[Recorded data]
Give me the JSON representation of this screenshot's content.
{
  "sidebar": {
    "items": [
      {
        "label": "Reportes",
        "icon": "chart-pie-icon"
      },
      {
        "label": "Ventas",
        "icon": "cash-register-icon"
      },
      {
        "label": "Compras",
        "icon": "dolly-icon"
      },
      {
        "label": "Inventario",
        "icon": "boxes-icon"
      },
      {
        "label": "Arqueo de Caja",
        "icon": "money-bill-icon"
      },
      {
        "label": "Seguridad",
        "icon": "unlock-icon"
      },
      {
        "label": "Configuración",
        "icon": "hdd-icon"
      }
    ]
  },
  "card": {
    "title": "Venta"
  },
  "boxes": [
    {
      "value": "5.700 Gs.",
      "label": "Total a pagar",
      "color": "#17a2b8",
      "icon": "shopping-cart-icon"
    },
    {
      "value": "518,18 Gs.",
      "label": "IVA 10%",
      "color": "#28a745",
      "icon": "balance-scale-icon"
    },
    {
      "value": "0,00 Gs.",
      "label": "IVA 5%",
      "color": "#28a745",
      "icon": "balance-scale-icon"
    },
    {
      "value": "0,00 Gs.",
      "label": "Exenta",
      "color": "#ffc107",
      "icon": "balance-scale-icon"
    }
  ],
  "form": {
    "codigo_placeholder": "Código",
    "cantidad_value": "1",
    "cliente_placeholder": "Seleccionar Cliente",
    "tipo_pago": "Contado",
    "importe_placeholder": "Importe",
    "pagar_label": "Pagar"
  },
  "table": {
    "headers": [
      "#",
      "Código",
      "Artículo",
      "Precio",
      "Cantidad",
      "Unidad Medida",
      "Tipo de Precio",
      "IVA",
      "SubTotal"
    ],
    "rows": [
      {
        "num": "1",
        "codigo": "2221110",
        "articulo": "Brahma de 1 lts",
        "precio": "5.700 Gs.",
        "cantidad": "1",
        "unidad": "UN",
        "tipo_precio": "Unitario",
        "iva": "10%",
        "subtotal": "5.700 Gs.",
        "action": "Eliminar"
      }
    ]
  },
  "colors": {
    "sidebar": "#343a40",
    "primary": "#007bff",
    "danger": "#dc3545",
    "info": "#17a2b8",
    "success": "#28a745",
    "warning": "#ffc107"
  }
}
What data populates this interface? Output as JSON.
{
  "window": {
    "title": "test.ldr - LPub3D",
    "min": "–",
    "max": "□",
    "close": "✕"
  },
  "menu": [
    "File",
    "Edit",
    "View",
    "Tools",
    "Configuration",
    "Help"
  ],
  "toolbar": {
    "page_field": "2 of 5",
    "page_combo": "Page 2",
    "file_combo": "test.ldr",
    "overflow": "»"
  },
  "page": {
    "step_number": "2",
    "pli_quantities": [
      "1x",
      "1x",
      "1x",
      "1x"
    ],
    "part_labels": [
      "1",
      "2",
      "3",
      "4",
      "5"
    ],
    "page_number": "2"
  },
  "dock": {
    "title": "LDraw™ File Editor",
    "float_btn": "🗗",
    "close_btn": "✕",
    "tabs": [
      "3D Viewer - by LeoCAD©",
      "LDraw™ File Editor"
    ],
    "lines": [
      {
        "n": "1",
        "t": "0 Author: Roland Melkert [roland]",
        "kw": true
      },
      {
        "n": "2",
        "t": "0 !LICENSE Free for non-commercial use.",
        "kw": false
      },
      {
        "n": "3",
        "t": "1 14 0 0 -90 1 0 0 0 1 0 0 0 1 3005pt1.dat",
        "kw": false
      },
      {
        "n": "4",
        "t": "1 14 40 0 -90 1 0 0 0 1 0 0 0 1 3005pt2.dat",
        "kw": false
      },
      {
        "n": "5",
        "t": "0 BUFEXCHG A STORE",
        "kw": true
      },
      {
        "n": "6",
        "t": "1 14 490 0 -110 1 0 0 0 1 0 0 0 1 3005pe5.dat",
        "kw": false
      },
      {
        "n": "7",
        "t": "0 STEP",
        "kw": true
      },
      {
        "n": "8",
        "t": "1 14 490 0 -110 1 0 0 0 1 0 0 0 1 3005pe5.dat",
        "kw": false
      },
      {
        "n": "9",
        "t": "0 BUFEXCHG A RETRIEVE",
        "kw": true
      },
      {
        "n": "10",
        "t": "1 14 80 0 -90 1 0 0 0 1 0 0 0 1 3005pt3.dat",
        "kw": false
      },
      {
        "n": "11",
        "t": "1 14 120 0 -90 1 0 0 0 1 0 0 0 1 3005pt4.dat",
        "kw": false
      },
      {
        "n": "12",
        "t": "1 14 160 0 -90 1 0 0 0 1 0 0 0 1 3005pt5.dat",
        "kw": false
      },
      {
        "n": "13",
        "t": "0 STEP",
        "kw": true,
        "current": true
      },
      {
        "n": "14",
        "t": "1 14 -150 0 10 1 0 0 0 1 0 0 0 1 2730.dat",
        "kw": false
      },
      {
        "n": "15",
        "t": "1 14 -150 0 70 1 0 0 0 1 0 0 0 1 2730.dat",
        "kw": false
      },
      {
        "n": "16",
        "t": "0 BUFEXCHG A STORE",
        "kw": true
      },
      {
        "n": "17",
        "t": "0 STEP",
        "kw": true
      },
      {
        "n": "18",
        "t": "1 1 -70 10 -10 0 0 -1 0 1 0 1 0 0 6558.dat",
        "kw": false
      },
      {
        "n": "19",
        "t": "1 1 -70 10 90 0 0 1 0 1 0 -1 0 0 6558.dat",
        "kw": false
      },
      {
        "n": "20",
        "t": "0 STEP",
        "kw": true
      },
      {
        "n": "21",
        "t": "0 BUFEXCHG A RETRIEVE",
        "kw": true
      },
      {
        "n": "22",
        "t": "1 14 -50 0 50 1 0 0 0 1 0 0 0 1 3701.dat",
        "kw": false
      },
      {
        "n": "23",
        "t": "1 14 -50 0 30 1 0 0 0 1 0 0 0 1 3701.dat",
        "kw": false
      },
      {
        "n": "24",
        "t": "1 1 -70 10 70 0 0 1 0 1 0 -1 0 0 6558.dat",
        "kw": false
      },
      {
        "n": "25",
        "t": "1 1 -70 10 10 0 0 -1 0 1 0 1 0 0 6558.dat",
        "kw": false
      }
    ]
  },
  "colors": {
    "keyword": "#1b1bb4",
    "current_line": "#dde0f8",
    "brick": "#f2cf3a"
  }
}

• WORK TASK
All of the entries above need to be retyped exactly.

• SOLUTION TO THE EXERCISE
Give me the JSON representation of this screenshot's content.
{
  "sidebar": {
    "items": [
      {
        "label": "Reportes",
        "icon": "chart-pie-icon"
      },
      {
        "label": "Ventas",
        "icon": "cash-register-icon"
      },
      {
        "label": "Compras",
        "icon": "dolly-icon"
      },
      {
        "label": "Inventario",
        "icon": "boxes-icon"
      },
      {
        "label": "Arqueo de Caja",
        "icon": "money-bill-icon"
      },
      {
        "label": "Seguridad",
        "icon": "unlock-icon"
      },
      {
        "label": "Configuración",
        "icon": "hdd-icon"
      }
    ]
  },
  "card": {
    "title": "Venta"
  },
  "boxes": [
    {
      "value": "5.700 Gs.",
      "label": "Total a pagar",
      "color": "#17a2b8",
      "icon": "shopping-cart-icon"
    },
    {
      "value": "518,18 Gs.",
      "label": "IVA 10%",
      "color": "#28a745",
      "icon": "balance-scale-icon"
    },
    {
      "value": "0,00 Gs.",
      "label": "IVA 5%",
      "color": "#28a745",
      "icon": "balance-scale-icon"
    },
    {
      "value": "0,00 Gs.",
      "label": "Exenta",
      "color": "#ffc107",
      "icon": "balance-scale-icon"
    }
  ],
  "form": {
    "codigo_placeholder": "Código",
    "cantidad_value": "1",
    "cliente_placeholder": "Seleccionar Cliente",
    "tipo_pago": "Contado",
    "importe_placeholder": "Importe",
    "pagar_label": "Pagar"
  },
  "table": {
    "headers": [
      "#",
      "Código",
      "Artículo",
      "Precio",
      "Cantidad",
      "Unidad Medida",
      "Tipo de Precio",
      "IVA",
      "SubTotal"
    ],
    "rows": [
      {
        "num": "1",
        "codigo": "2221110",
        "articulo": "Brahma de 1 lts",
        "precio": "5.700 Gs.",
        "cantidad": "1",
        "unidad": "UN",
        "tipo_precio": "Unitario",
        "iva": "10%",
        "subtotal": "5.700 Gs.",
        "action": "Eliminar"
      }
    ]
  },
  "colors": {
    "sidebar": "#343a40",
    "primary": "#007bff",
    "danger": "#dc3545",
    "info": "#17a2b8",
    "success": "#28a745",
    "warning": "#ffc107"
  }
}
What data populates this interface? Output as JSON.
{
  "window": {
    "title": "test.ldr - LPub3D",
    "min": "–",
    "max": "□",
    "close": "✕"
  },
  "menu": [
    "File",
    "Edit",
    "View",
    "Tools",
    "Configuration",
    "Help"
  ],
  "toolbar": {
    "page_field": "2 of 5",
    "page_combo": "Page 2",
    "file_combo": "test.ldr",
    "overflow": "»"
  },
  "page": {
    "step_number": "2",
    "pli_quantities": [
      "1x",
      "1x",
      "1x",
      "1x"
    ],
    "part_labels": [
      "1",
      "2",
      "3",
      "4",
      "5"
    ],
    "page_number": "2"
  },
  "dock": {
    "title": "LDraw™ File Editor",
    "float_btn": "🗗",
    "close_btn": "✕",
    "tabs": [
      "3D Viewer - by LeoCAD©",
      "LDraw™ File Editor"
    ],
    "lines": [
      {
        "n": "1",
        "t": "0 Author: Roland Melkert [roland]",
        "kw": true
      },
      {
        "n": "2",
        "t": "0 !LICENSE Free for non-commercial use.",
        "kw": false
      },
      {
        "n": "3",
        "t": "1 14 0 0 -90 1 0 0 0 1 0 0 0 1 3005pt1.dat",
        "kw": false
      },
      {
        "n": "4",
        "t": "1 14 40 0 -90 1 0 0 0 1 0 0 0 1 3005pt2.dat",
        "kw": false
      },
      {
        "n": "5",
        "t": "0 BUFEXCHG A STORE",
        "kw": true
      },
      {
        "n": "6",
        "t": "1 14 490 0 -110 1 0 0 0 1 0 0 0 1 3005pe5.dat",
        "kw": false
      },
      {
        "n": "7",
        "t": "0 STEP",
        "kw": true
      },
      {
        "n": "8",
        "t": "1 14 490 0 -110 1 0 0 0 1 0 0 0 1 3005pe5.dat",
        "kw": false
      },
      {
        "n": "9",
        "t": "0 BUFEXCHG A RETRIEVE",
        "kw": true
      },
      {
        "n": "10",
        "t": "1 14 80 0 -90 1 0 0 0 1 0 0 0 1 3005pt3.dat",
        "kw": false
      },
      {
        "n": "11",
        "t": "1 14 120 0 -90 1 0 0 0 1 0 0 0 1 3005pt4.dat",
        "kw": false
      },
      {
        "n": "12",
        "t": "1 14 160 0 -90 1 0 0 0 1 0 0 0 1 3005pt5.dat",
        "kw": false
      },
      {
        "n": "13",
        "t": "0 STEP",
        "kw": true,
        "current": true
      },
      {
        "n": "14",
        "t": "1 14 -150 0 10 1 0 0 0 1 0 0 0 1 2730.dat",
        "kw": false
      },
      {
        "n": "15",
        "t": "1 14 -150 0 70 1 0 0 0 1 0 0 0 1 2730.dat",
        "kw": false
      },
      {
        "n": "16",
        "t": "0 BUFEXCHG A STORE",
        "kw": true
      },
      {
        "n": "17",
        "t": "0 STEP",
        "kw": true
      },
      {
        "n": "18",
        "t": "1 1 -70 10 -10 0 0 -1 0 1 0 1 0 0 6558.dat",
        "kw": false
      },
      {
        "n": "19",
        "t": "1 1 -70 10 90 0 0 1 0 1 0 -1 0 0 6558.dat",
        "kw": false
      },
      {
        "n": "20",
        "t": "0 STEP",
        "kw": true
      },
      {
        "n": "21",
        "t": "0 BUFEXCHG A RETRIEVE",
        "kw": true
      },
      {
        "n": "22",
        "t": "1 14 -50 0 50 1 0 0 0 1 0 0 0 1 3701.dat",
        "kw": false
      },
      {
        "n": "23",
        "t": "1 14 -50 0 30 1 0 0 0 1 0 0 0 1 3701.dat",
        "kw": false
      },
      {
        "n": "24",
        "t": "1 1 -70 10 70 0 0 1 0 1 0 -1 0 0 6558.dat",
        "kw": false
      },
      {
        "n": "25",
        "t": "1 1 -70 10 10 0 0 -1 0 1 0 1 0 0 6558.dat",
        "kw": false
      }
    ]
  },
  "colors": {
    "keyword": "#1b1bb4",
    "current_line": "#dde0f8",
    "brick": "#f2cf3a"
  }
}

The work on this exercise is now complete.